Expected Returns on Major Asset Classes

Expected returns are arguably the most important input into investment decisions. By broadening the traditional paradigm of expected return estimation, we think investors have the ability achive better-diversified portfolios and more forward-looking analysis.

Book

Expected Returns: An Investors Guide to Harvesting Market Rewards

Finance theories have changed dramatically over the past 30 years, away from the restrictive theories of the single-factor CAPM, efficient markets, and constant expected returns.

Perspective

A Comment on Cochrane's Recent Blog Post

Even the guys we admire pick on momentum!

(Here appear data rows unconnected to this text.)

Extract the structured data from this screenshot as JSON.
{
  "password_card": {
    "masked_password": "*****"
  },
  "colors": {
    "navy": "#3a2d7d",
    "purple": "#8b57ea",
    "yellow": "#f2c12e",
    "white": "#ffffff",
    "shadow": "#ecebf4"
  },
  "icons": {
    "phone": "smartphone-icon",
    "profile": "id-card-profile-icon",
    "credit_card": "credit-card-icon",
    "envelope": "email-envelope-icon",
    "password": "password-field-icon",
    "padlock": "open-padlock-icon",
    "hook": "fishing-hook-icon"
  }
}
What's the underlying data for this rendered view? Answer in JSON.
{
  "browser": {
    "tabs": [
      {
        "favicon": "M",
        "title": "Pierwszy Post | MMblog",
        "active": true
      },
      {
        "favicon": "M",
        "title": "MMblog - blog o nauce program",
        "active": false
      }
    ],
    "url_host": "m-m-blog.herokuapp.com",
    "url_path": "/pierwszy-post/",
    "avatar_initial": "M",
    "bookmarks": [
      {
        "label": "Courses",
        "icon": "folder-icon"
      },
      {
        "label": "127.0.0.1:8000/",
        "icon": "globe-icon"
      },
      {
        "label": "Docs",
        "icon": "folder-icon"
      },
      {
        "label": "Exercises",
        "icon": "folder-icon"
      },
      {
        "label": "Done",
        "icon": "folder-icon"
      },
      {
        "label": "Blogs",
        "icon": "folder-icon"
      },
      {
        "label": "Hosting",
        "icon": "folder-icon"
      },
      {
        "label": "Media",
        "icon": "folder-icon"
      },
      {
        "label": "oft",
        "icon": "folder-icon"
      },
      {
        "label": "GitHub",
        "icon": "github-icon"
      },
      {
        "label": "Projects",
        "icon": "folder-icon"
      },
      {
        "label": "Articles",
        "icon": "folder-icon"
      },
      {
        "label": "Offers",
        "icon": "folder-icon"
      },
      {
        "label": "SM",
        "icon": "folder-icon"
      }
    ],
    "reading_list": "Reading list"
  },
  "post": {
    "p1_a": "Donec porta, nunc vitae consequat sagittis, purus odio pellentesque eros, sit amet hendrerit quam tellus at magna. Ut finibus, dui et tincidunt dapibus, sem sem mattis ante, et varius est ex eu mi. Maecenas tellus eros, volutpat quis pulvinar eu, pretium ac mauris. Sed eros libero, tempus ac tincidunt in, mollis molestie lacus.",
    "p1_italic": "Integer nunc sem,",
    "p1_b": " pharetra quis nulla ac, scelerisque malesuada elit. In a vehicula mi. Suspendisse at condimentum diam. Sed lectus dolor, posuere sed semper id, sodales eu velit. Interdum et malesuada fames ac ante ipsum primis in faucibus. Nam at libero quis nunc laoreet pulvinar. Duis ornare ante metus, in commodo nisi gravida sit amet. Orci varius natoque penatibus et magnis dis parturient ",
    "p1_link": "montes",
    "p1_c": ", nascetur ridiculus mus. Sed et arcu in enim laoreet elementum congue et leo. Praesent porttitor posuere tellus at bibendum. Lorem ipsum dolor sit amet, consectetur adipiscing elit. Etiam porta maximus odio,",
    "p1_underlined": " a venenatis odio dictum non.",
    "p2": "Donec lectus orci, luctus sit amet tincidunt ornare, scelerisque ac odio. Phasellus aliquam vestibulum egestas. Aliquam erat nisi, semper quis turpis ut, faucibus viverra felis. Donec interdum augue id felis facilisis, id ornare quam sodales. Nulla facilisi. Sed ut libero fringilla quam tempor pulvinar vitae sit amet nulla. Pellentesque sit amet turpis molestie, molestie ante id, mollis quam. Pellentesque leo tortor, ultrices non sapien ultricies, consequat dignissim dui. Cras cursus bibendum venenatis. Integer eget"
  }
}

Here are some of Cliff's quick thoughts to John Cochrane's post on the topic, included in the comments section of his blog.

Journal Article

The Devil in HML's Details

This paper challenges the standard method for measuring “value” used in academic work on factor pricing.

Journal Article

Value and Momentum Everywhere

We find consistent value and momentum return premia across eight diverse markets and asset classes, and a strong common factor structure among their returns.

Journal Article

Fact, Fiction and Momentum Investing

Momentum is the phenomenon that securities that have performed well relative to peers (winners) on average continue to outperform, and securities that have performed relatively poorly (losers) tend to continue to underperform.

Journal Article

Pronounced Momentum Patterns Ahead of Major Events

Many financial asset measures exhibit a weak continuation tendency.

Journal Article

Do Industries Explain Momentum?

The ability to outperform buy-and-hold strategies by acquiring past winning stocks and selling past losing stocks, commonly referred to as "individual stock momentum," remains one of the most puzzling of these anomalies, both because of its magnitude (up to 12 percent abnormal return per dollar long on a self-financing strategy per year) and because of the peculiar horizon pattern that it seems to follow: Trading based on individual stock momentum appears to be a poor strategy when using a short historical horizon for portfolio formation (especially less than one month); it is highly profitable at intermediate horizons (up to 24 months, although it is strongest in the 6- to 12-month range); and is again a poor strategy at longer horizons. This paper largely focuses on the positive persistence in stock returns (or momentum effect) over intermediate investment horizons (6 to 12 months) and explores various explanations for its existence.

Journal Article

The Role of Shorting, Firm Size and Time on Market Anomalies

The pervasiveness, robustness and magnitude of return premia associated with size, value and momentum has made them the focal point for discussions of market efficiency, etc.